About 100 European Parliament lawmakers representing a diverse collection of views including environmentalists, center-rightists, liberal democrats and socialists have penned German Chancellor Angela Merkel an open letter urging her to abandon the Nord Stream 2 gas pipeline project.
"We ask you, Madam Chancellor, that your government reconsiders and changes its policy on Nord Stream 2," the letter, which was also signed by another 20 politicians from various EU member states, says.
Accusing Berlin's position of contradicting the goals of the European Energy Community and ignoring the interests of Germany's partners, the letter claims that Berlin's stance effectively "gives Russia additional strategic levers of influence, because it [Nord Stream 2] increases the EU's energy dependence on Russia."
Telling Merkel to "let Russia's President know that Germany will stand by its EU partners," the letter urges her to "choose the European way, not the 'Germany first' way." The letter goes on to criticize the German government for "ignoring the security concerns that the countries around the Baltic, NATO and the United States of America have been warning against."

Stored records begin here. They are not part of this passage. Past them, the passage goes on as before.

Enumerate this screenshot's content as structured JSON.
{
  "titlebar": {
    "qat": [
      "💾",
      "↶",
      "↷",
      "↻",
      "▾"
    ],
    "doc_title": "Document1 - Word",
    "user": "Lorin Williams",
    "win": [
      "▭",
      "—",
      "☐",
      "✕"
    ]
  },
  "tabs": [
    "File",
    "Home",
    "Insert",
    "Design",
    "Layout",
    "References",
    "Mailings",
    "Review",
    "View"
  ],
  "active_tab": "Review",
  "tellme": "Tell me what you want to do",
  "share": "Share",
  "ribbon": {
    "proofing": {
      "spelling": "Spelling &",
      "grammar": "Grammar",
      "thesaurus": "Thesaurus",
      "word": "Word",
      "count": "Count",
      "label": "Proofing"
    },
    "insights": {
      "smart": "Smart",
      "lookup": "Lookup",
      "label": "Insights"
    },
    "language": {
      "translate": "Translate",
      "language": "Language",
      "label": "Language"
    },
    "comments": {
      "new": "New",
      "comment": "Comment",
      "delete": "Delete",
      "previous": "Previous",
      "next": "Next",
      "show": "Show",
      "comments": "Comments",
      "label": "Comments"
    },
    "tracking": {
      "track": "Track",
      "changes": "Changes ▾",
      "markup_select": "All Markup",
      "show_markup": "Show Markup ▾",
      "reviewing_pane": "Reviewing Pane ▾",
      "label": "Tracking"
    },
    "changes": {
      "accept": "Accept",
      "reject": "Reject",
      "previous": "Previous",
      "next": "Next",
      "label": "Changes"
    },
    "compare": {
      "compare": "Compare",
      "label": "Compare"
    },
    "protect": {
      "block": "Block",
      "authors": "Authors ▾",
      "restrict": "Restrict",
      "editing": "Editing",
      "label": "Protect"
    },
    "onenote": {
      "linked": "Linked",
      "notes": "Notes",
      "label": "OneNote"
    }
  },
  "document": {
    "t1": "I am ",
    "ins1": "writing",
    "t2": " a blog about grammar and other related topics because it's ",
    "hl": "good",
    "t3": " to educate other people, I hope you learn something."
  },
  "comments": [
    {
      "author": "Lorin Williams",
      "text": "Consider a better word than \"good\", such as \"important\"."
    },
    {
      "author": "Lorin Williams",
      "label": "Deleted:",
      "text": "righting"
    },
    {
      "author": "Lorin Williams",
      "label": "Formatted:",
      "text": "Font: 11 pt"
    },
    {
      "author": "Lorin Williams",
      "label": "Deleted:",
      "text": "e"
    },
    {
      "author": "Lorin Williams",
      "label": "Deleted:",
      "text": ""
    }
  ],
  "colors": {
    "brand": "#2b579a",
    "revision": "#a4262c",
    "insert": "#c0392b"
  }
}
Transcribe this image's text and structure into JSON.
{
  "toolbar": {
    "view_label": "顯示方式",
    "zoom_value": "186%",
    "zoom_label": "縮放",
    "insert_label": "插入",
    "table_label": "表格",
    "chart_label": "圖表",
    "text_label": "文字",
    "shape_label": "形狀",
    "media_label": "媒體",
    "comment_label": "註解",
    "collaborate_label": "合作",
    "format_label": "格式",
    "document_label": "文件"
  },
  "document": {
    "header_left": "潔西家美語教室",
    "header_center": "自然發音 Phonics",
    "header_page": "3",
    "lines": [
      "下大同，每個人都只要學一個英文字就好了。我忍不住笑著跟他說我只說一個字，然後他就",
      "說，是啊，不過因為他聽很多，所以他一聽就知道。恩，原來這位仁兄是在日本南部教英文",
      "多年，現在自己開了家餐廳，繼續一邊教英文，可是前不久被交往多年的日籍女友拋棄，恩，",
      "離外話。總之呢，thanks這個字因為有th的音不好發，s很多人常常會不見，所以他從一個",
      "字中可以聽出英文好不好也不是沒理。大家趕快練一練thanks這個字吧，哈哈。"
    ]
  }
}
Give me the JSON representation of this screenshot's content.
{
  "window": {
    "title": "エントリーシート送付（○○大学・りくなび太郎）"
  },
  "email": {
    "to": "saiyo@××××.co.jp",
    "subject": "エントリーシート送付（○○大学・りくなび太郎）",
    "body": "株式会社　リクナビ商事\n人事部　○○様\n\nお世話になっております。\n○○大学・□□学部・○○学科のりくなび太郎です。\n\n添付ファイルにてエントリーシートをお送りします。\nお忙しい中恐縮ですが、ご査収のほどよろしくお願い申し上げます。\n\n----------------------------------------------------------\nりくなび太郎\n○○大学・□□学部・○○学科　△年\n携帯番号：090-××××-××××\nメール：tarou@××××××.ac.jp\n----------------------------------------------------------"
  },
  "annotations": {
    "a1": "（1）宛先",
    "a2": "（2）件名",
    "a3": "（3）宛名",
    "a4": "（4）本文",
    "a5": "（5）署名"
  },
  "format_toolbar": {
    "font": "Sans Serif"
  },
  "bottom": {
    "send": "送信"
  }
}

The Nord Stream-2 project envisions the construction of two new gas pipelines with a total capacity of 55 bcm per year between them, and, when completed, will double the capacity for Russian natural gas supplies running through the Baltic Sea to 110 bcm per year. A joint venture between Gazprom and a group of Western European energy concerns, the pipeline is being built through the territorial waters and/or exclusive economic zones of countries in the Baltic Sea including Russia, Finland, Sweden, Denmark and Germany. Copenhagen has yet to give its go-ahead for Nord Stream 2's construction, with pipeline operator Nord Stream 2 AG mulling options for bypassing Danish waters.
On Wednesday, German minister of economic affairs and energy Peter Altmaier reiterated that the German government "considers it right and necessary to implement Nord Stream 2," adding that Berlin also considers it is in Ukraine's "vital interest" to remain a transit state, and that these interests should also become those of Germany and Europe as well. Before the start of Nord Stream 2's construction, the Ukrainian government voiced concerns that the pipeline could deprive it of several billion dollars' worth of income from transit earnings.